**WHAT YOU ARE ASKED TO DO:** Go through the entries below and report how many lines contain the string "black". Nothing but the number is wanted.

**AVAILABLE DATA:**
━━━━

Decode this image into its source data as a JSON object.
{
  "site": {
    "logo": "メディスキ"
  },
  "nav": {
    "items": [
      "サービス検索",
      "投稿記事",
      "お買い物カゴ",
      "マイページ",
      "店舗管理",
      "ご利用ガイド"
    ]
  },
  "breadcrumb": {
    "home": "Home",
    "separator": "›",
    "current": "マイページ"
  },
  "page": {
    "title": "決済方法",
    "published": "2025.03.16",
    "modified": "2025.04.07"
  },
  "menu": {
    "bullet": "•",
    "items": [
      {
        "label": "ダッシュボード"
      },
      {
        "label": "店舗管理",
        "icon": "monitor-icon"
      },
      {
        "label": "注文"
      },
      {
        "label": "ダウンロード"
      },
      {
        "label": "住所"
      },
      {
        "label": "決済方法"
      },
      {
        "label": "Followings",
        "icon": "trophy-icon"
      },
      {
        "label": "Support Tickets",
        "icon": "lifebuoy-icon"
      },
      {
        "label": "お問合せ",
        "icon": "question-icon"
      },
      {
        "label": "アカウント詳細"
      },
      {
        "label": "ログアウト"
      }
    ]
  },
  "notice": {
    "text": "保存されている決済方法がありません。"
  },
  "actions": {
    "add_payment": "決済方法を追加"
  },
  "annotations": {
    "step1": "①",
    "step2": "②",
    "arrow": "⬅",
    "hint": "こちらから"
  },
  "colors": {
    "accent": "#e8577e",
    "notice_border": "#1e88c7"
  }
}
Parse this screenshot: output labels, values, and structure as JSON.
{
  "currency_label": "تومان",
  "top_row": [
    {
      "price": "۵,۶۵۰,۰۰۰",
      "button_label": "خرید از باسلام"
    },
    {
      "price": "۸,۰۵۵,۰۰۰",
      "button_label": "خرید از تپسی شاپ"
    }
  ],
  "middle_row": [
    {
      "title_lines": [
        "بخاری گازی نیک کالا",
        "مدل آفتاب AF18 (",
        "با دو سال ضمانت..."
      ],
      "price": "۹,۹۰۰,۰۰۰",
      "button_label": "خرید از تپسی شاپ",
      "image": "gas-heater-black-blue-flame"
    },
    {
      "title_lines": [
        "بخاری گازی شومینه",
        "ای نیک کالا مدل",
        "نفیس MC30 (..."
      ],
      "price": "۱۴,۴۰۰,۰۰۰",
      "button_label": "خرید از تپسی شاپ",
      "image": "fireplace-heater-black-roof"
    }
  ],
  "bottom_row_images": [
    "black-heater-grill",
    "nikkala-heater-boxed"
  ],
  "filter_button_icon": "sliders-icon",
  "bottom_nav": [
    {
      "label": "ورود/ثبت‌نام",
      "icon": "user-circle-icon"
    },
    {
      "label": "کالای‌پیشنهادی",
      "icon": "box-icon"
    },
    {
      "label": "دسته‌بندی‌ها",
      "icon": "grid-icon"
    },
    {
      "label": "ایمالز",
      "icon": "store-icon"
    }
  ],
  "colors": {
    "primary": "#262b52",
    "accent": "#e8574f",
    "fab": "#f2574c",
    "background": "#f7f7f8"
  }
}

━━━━

**EXERCISE RESPONSE:** 3